They can be picked up at the Red Cross offices at Loch Lomond Place at 12 MacDonald St. in Saint John, and 318 Maple St. in Fredericton, from 8:30 a.m. to 7 p.m. daily, including on the weekend. There is a limit of one kit per household.

The province is cautioning residents against emptying sandbags near watercourses or wetlands, saying sandbags should be disposed through debris collection or a regional landfill.

In Fredericton, the city's park and ride shuttle services will continue until Friday, though commutes should be a little easier this morning as all of the Westmorland Street Bridge ramps are back open.

Many roads in the area are still closed, however, including Lincoln Road at the city limits (or Baker Brook), Riverside Drive at Route 8, and Morrell Park.

In the Saint John area, four public parks are closed due to possible contamination due to flooding: Robertson Square, Tucker Park, and Lower Shamrock parks in the north end, and Dominion Park on the west side.

Hazards persist

As cleanup efforts begin, health officials are warning property owners to watch out for mould and other contaminants.

Dr. Na-Koshie Lamptey, the regional medical officer of health, said people should wear long-sleeved shirts and pants as well as rubber gloves while cleaning up their homes and businesses, because floodwaters may have contaminated their property.

N.B. floodwaters contaminated with sewage, EMO warns, as water levels keep rising
Masks should be worn as well by people who spot any mould spores, she said.

"It can start to grow fairly quickly in a matter of days," she said.

Symptoms of exposure to mould include irritation of the mouth, nose and eyes, Lamptey said, and respiratory problems could worsen.

If people are on a private water system that has been flooded, they should be boiling their water or using an alternative source for drinking and cooking.

The Emergency Measures Organization and Department of Health are also telling residents not to eat fiddleheads that were picked from flooded riverbanks, since they may be contaminated.

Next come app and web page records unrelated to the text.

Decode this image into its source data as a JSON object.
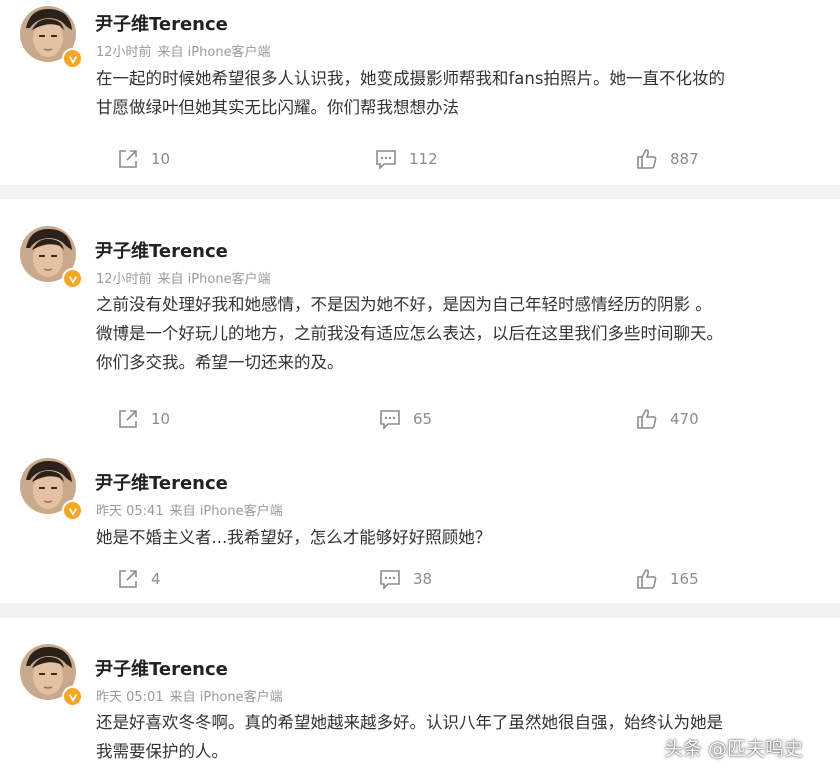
{
  "posts": [
    {
      "user": "尹子维Terence",
      "time": "12小时前",
      "source": "来自 iPhone客户端",
      "text": "在一起的时候她希望很多人认识我，她变成摄影师帮我和fans拍照片。她一直不化妆的\n甘愿做绿叶但她其实无比闪耀。你们帮我想想办法",
      "reposts": "10",
      "comments": "112",
      "likes": "887"
    },
    {
      "user": "尹子维Terence",
      "time": "12小时前",
      "source": "来自 iPhone客户端",
      "text": "之前没有处理好我和她感情，不是因为她不好，是因为自己年轻时感情经历的阴影 。\n微博是一个好玩儿的地方，之前我没有适应怎么表达，以后在这里我们多些时间聊天。\n你们多交我。希望一切还来的及。",
      "reposts": "10",
      "comments": "65",
      "likes": "470"
    },
    {
      "user": "尹子维Terence",
      "time": "昨天 05:41",
      "source": "来自 iPhone客户端",
      "text": "她是不婚主义者...我希望好，怎么才能够好好照顾她？",
      "reposts": "4",
      "comments": "38",
      "likes": "165"
    },
    {
      "user": "尹子维Terence",
      "time": "昨天 05:01",
      "source": "来自 iPhone客户端",
      "text": "还是好喜欢冬冬啊。真的希望她越来越多好。认识八年了虽然她很自强，始终认为她是\n我需要保护的人。"
    }
  ],
  "watermark": "头条 @匹夫鸣史",
  "colors": {
    "background": "#f2f2f2",
    "card": "#ffffff",
    "verified_badge": "#f5a623",
    "meta_text": "#9a9a9a",
    "action_text": "#8c8c8c"
  },
  "icons": {
    "repost": "share-box-icon",
    "comment": "comment-bubble-icon",
    "like": "thumbs-up-icon",
    "verified": "verified-v-icon"
  }
}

Floodwaters may have contaminated much of this season's fiddleheads
"There's just no way of knowing if there's a chemical that may make you sick," Lamptey said.